Monday, December 11, 2017. My radio show was pushed off the schedule by football games every day since last week. It was a long holiday for me, and felt as if I had a few more free days coming. I am further disappointed that I will miss the NPAS concert scheduled at five. Indeed, we have no rehearsals for several weeks. I miss singing when we don’t do it.
I do get lunch. MA and I go to Lola in Covington, across from the courthouse. That location brings in a strong, steady clientele. Originally, those people were served sandwiches, salads and the like. But every time we show up at Lola, the menu gets more interesting.
Today both of us have a high-class fish sandwich. Mary Ann has grilled salmon on her house-baked bread. I get a special of thick, fresh grilled swordfish, served atop what looked like a brioche hamburger bun but is much better. Along side of this sandwich is a salad of several different greens, none of them matching the dressing on the bread. This could be credible even on a lunch menu with near-fast-food prices. Indeed, the sword was completely credible on its own. I precede that with the soup of the day, a sort of Mexican chicken-tortilla broth, which on a chilly day like today is very welcome.
And in general Lola continues to improve every time we try it. It always has been better than we expect.
Tuesday, December 12, 2017. I drive to town for the radio show for the first time since last Wednesday. We are visited by Ron Swoboda, Jr., who is the general manager of Lagers, the beer and hamburger club on Veterans near Severn. Great location for such a restaurant, and they take advantage of it with no fewer than seventy-five different beers on tap. We talk about that and what it takes to keep the quality and freshness high.
Meanwhile, we kid around a lot. That’s the perfect mood for beer and burgers. The Marys have not dined at Lagers, despite the distinguished qualities of the hamburgers. (An ongoing shtick on the Food Show notes that the Marys are both hamburger lovers, and that I say burgers are for kids.)
I have a good story about Ron’s father, who was a major big-league hitter for many years, most famously with the Mets. During a fund-raising for a big local charity some twenty years ago, a number of celebrities stood at the plate (as in home plate) in Zephyrs Field and tried to hit the incoming ball. I was among these. I have no explanation as to why anyone would ask me, but I was thrilled. I played a lot of baseball in my preteens and later in the UNO Alumni league, but I was set to embarrass myself. Especially when the other celebs in the dugout razzed me for batting left-handed. (But I really do bat left, although I throw right.)
Through dumb luck I get a good swing at the ball, which bounced into middle left field.
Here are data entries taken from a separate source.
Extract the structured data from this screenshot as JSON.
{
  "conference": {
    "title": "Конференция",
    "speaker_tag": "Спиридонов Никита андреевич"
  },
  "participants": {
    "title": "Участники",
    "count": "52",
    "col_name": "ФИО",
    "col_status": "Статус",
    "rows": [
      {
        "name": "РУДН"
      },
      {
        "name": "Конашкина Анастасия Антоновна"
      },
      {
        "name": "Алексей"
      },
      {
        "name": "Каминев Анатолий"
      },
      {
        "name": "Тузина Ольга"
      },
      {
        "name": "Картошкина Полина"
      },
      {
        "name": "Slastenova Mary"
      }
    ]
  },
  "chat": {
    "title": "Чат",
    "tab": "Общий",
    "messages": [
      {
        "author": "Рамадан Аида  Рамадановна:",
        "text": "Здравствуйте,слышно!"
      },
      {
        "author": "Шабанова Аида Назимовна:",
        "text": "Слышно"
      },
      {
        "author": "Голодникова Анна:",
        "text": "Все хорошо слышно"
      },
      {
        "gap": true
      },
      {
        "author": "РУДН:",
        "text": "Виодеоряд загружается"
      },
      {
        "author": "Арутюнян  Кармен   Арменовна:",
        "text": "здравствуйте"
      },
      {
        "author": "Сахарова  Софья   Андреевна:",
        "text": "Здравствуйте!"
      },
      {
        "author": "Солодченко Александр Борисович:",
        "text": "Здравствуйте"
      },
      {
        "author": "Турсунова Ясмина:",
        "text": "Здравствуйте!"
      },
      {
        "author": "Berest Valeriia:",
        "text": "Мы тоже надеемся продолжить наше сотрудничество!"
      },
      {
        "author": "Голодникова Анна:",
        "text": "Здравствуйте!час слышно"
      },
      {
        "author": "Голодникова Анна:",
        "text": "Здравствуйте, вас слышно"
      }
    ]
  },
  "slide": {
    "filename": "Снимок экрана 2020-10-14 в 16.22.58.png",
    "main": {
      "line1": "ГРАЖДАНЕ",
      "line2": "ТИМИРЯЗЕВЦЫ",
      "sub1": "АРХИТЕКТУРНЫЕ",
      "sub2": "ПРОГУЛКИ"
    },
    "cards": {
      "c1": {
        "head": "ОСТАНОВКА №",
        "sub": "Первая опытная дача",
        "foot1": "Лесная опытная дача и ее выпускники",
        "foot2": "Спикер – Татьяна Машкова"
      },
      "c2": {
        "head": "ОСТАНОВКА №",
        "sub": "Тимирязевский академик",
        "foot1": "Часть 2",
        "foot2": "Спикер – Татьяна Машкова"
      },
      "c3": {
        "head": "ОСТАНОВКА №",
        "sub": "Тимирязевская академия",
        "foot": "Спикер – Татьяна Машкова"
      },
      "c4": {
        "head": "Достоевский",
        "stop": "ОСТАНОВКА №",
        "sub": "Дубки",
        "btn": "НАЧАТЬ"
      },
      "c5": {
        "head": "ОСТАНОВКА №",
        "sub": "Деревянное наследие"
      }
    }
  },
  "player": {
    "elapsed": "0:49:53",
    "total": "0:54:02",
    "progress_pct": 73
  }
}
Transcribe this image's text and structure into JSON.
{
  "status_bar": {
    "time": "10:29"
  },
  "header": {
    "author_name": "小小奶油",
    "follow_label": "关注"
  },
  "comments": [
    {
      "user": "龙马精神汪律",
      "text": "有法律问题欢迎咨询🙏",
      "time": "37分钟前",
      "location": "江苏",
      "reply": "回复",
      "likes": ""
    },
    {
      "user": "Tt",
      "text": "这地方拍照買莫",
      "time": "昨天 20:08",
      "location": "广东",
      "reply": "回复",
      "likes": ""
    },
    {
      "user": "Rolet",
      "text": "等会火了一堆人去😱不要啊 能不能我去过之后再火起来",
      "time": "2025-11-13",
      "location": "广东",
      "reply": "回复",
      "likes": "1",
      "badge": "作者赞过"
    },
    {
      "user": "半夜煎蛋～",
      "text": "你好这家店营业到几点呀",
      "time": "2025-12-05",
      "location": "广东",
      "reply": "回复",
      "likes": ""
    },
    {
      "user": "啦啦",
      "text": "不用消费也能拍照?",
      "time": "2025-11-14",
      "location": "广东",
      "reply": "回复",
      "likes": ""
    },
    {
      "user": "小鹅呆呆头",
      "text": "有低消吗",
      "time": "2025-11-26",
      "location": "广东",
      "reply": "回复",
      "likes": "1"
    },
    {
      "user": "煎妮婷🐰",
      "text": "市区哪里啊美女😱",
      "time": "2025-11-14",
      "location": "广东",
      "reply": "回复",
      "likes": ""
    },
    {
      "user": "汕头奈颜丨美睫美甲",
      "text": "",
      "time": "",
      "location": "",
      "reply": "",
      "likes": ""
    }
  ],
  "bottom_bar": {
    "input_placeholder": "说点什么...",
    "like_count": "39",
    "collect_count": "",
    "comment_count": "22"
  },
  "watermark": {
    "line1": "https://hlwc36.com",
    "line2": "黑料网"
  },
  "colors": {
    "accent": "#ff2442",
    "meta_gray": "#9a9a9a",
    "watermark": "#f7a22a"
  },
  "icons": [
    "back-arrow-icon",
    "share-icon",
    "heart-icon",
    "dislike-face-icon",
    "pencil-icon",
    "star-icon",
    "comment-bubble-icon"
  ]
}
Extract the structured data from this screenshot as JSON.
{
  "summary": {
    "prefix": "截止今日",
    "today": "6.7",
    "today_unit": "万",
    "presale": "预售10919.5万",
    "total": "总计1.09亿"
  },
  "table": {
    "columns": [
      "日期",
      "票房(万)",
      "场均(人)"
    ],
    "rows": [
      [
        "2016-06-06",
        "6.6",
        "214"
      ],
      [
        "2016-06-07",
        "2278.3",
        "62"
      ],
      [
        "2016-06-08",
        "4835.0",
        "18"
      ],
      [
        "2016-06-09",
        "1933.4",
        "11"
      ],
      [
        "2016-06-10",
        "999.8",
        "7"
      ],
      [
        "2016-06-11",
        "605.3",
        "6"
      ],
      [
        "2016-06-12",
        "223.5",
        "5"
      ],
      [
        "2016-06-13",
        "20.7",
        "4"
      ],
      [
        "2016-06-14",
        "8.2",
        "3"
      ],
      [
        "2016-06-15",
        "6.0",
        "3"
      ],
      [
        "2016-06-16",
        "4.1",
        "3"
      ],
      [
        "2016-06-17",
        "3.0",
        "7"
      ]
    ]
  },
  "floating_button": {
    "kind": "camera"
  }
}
Ding! Score one for the charity. I was very proud.
Then Ron Swoboda Sr. stepped up. He was by then as well known as a sports reporter on Channel Eight as he was a major-league player. He hit the ball squarely, and walked away with a home run. My moment of glory was stolen from me. Well, we took in a bunch of money for the charity.